It's nice to know that as mumblecore masters Jay and Mark Duplass graduate from twine and bubblegum productions to Oscar winning casts and big money executive producers they haven't ditched their loose, character-first style. But that doesn't mean Cyrus, their first studio effort and most mainstream movie to date, didn't lose something in the economic translation. Mumblecore films (The Puffy Chair, Baghead) are slow and talky, but their emotional indulgence and handheld visual aesthetic are a unique taste worth acquiring. In Cyrus, the brothers introduce the kind of pickle that requires lengthy couch confessionals (usually with the woman, knees to chest, covered in her favorite quilt). But in throttling back the character self-analysis to get more people under their tent, Jay and Mark have created something only partially satisfying that fails to achieve complete success as either straight comedy or modern love story. Those unfamiliar with the Duplass' previous movies won't realize what's missing; they'll just enjoy the earthy angst, edgy laughs and off-kilter casting of Jonah Hill. Even with its small budget, ancillary will eventually eclipse theatrical.
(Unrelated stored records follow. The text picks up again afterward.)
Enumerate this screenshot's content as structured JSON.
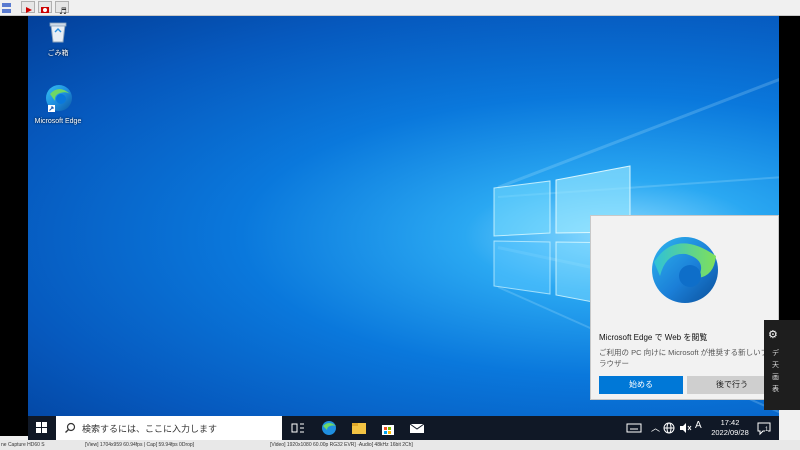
{
  "capture_toolbar": {
    "app_icon": "capture-app-icon",
    "buttons": [
      {
        "icon": "play-icon"
      },
      {
        "icon": "record-icon"
      },
      {
        "icon": "music-note-icon"
      }
    ]
  },
  "desktop": {
    "icons": [
      {
        "label": "ごみ箱",
        "icon": "recycle-bin-icon"
      },
      {
        "label": "Microsoft Edge",
        "icon": "edge-icon"
      }
    ]
  },
  "taskbar": {
    "search_placeholder": "検索するには、ここに入力します",
    "ime": "A",
    "time": "17:42",
    "date": "2022/09/28",
    "notification_count": "1"
  },
  "toast": {
    "title": "Microsoft Edge で Web を閲覧",
    "body": "ご利用の PC 向けに Microsoft が推奨する新しいブラウザー",
    "primary_button": "始める",
    "secondary_button": "後で行う"
  },
  "side_panel": {
    "label": "デ\n天\n画\n表"
  },
  "status_bar": {
    "left": "ne Capture HD60 S",
    "view": "[View] 1704x959 60.94fps | Cap[ 59.94fps 0Drop]",
    "video": "[Video] 1920x1080 60.00p RG32 EVR] ·Audio[ 48kHz 16bit 2Ch]"
  },
  "colors": {
    "desktop_blue": "#0a78dc",
    "taskbar": "#101826",
    "accent": "#0078d7"
  }
}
The Duplass brothers emerged from a micro-genre marked by generous interpersonal discussions that mix light comedy and hard truth. But in Cyrus, instead of tackling their story, the brothers just sort of push it around and then suddenly declare a happy ending. Still, their improv experiments are always deft. Here, we're constantly readjusting our theories about Molly (the ageless Marisa Tomei) and her 21 year old son Cyrus (Jonah Hill). With dad out of the picture, Molly and Cyrus are very close, so close we constantly wonder if they're incestuous. Keeping us on edge regarding the nature of their co-dependant relationship is the film's hypnotic trick. Cyrus always calls his mother by her first name, claims she's a "sexy angel" and when they take their daily trip to the park, they playfully wrestle in a way that makes you wonder. As such, the home schooled, innocent-seeming Cyrus is the film's crucial piece of casting. Hill's roly-poly presence begs us to laugh, but he's yet to develop into a detailed or interior actor. With his blank, round face rarely showing its cards, the character remains intriguing and funny but less than real.
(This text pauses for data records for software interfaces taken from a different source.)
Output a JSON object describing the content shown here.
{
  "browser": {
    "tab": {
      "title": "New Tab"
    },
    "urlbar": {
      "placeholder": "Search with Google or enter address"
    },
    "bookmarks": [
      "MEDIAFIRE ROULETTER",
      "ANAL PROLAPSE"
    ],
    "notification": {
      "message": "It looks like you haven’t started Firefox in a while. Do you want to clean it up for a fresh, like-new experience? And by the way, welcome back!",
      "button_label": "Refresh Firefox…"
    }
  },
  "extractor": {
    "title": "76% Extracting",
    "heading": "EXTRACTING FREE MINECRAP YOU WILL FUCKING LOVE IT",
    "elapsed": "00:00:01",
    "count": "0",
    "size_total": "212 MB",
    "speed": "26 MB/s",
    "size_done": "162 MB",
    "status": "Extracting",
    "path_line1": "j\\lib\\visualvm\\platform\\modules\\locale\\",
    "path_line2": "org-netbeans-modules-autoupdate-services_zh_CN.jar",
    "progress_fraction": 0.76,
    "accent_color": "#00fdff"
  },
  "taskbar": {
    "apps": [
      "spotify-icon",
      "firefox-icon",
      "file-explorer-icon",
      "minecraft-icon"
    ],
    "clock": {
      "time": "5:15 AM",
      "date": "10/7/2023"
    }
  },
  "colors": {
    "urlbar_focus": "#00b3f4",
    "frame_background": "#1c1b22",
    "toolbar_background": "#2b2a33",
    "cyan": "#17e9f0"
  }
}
Soon, Cyrus reveals himself as a crafty sort with an evil streak that emerges when someone comes between him and Molly. That someone is John (John C. Reilly), a lonely divorcee who's fallen further into despair after learning his ex-wife Jamie (Catherine Keener) is about to remarry. Jamie drags a depressed John to a party where he first encounters Molly, hot, willing and seemingly perfect. As John and Molly's courtship intensifies Cyrus feels increasingly threatened, until he resorts to lying and manipulating to force the interloper out of his mom's life. So this is basically the story of two men fighting over the same woman. John is fortysomething and afraid of being alone; Cyrus is afraid of losing his mother, to whom he is unhealthily attached. The film's latter half is a declared war between the two for Molly's favor. Hill (Superbad), heretofore relegated to snark duty in slacker comedies, is on firmer ground here, as Cyrus feigns night terrors and addresses John in horror movie whispers. Reilly, as he proved definitively in Chicago, is always on firm ground, no matter what the situation. With his sunken, vulnerable eyes and squishy face, he has our sympathy as he avoids the potholes of a bizarre family situation that requires him to console Cyrus, then turn around and promise hell if he ruins his ex-wife's wedding. But the curious, squirmy dynamic between Molly and Cyrus and the verbal battling between Cyrus and John don't lead to the depths of introspection we've come to expect, and enjoy, from the Duplass brothers. And, probably wisely, they don't allow the psychological gamesmanship between the two Judd Apatow veterans to ignite full-blown comedy. But what laughs are there exist at a slight remove from everything else. However, Jay and Mark's gifts for insight and social awkwardness almost win the day. Cyrus's presumptuousness and lack of a filter (he claims when Molly is drifting away from a man she "overcompensates sexually") can sound like a manufactured trait, but it's uncomfortably funny and helps establish the necessary dynamic. And some of the shifts in power between John and Cyrus are beautifully subtle, yet tectonic considering what's at stake.
With Cyrus, Mark and Jay are growing up. Reilly and Tomei are older than most of their lovelorn, twentysomething protagonists. The camerawork is less "fly on the wall" (although, enough with the snap zooms already). And the brothers have earned enough respect to attract executive producers like Tony and Ridley Scott, and name talent willing to work within operational guidelines reminiscent of Mike Leigh. Indeed, Cyrus is strong enough to free them from their tiny corner of deep-indie cinema. But today's films have so little interest in exploring character that it's worth lamenting when one of the last champions of character specificity undershoots the target.
Distributor: Fox Searchlight
Cast: John C. Reilly, Marisa Tomei, Jonah Hill, Catherine Keener and Matt Walsh
Directors/Screenwriters: Jay Duplass and Mark Duplass
Producers: Michael Costigan
Rated: R for language and some sexual material.
Running time: 92 min
Release date: June 18 ltd.